[PROBLEM]: Quote all entries in full, exactly.

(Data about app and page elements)
════════════════
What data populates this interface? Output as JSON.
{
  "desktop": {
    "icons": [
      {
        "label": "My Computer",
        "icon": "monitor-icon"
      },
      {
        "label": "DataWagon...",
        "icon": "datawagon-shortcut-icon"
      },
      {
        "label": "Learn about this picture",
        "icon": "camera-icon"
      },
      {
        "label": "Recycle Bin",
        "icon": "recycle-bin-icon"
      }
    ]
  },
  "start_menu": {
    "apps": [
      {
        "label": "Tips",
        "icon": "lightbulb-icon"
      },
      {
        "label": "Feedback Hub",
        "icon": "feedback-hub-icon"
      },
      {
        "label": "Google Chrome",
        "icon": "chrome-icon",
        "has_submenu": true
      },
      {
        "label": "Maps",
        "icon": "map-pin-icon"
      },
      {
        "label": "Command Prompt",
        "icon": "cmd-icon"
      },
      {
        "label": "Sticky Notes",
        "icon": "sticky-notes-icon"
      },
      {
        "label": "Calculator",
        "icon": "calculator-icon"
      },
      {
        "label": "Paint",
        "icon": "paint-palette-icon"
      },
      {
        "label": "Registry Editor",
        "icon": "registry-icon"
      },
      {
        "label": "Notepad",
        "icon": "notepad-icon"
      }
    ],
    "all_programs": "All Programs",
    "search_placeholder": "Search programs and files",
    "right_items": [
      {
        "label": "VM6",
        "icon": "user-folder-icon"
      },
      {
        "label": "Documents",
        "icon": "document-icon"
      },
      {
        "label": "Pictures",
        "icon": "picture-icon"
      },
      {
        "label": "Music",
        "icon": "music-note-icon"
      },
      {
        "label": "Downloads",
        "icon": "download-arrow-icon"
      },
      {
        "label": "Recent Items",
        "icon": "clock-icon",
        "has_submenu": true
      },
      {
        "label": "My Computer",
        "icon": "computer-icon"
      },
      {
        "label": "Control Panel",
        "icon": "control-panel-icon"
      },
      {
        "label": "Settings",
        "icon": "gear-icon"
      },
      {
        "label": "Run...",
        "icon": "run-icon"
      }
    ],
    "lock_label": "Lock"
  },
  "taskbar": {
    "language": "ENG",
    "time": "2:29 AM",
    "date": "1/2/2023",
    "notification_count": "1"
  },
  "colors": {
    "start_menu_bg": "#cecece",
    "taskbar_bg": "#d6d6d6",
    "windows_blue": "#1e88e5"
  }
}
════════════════
[RESPONSE]:
What data populates this interface? Output as JSON.
{
  "desktop": {
    "icons": [
      {
        "label": "My Computer",
        "icon": "monitor-icon"
      },
      {
        "label": "DataWagon...",
        "icon": "datawagon-shortcut-icon"
      },
      {
        "label": "Learn about this picture",
        "icon": "camera-icon"
      },
      {
        "label": "Recycle Bin",
        "icon": "recycle-bin-icon"
      }
    ]
  },
  "start_menu": {
    "apps": [
      {
        "label": "Tips",
        "icon": "lightbulb-icon"
      },
      {
        "label": "Feedback Hub",
        "icon": "feedback-hub-icon"
      },
      {
        "label": "Google Chrome",
        "icon": "chrome-icon",
        "has_submenu": true
      },
      {
        "label": "Maps",
        "icon": "map-pin-icon"
      },
      {
        "label": "Command Prompt",
        "icon": "cmd-icon"
      },
      {
        "label": "Sticky Notes",
        "icon": "sticky-notes-icon"
      },
      {
        "label": "Calculator",
        "icon": "calculator-icon"
      },
      {
        "label": "Paint",
        "icon": "paint-palette-icon"
      },
      {
        "label": "Registry Editor",
        "icon": "registry-icon"
      },
      {
        "label": "Notepad",
        "icon": "notepad-icon"
      }
    ],
    "all_programs": "All Programs",
    "search_placeholder": "Search programs and files",
    "right_items": [
      {
        "label": "VM6",
        "icon": "user-folder-icon"
      },
      {
        "label": "Documents",
        "icon": "document-icon"
      },
      {
        "label": "Pictures",
        "icon": "picture-icon"
      },
      {
        "label": "Music",
        "icon": "music-note-icon"
      },
      {
        "label": "Downloads",
        "icon": "download-arrow-icon"
      },
      {
        "label": "Recent Items",
        "icon": "clock-icon",
        "has_submenu": true
      },
      {
        "label": "My Computer",
        "icon": "computer-icon"
      },
      {
        "label": "Control Panel",
        "icon": "control-panel-icon"
      },
      {
        "label": "Settings",
        "icon": "gear-icon"
      },
      {
        "label": "Run...",
        "icon": "run-icon"
      }
    ],
    "lock_label": "Lock"
  },
  "taskbar": {
    "language": "ENG",
    "time": "2:29 AM",
    "date": "1/2/2023",
    "notification_count": "1"
  },
  "colors": {
    "start_menu_bg": "#cecece",
    "taskbar_bg": "#d6d6d6",
    "windows_blue": "#1e88e5"
  }
}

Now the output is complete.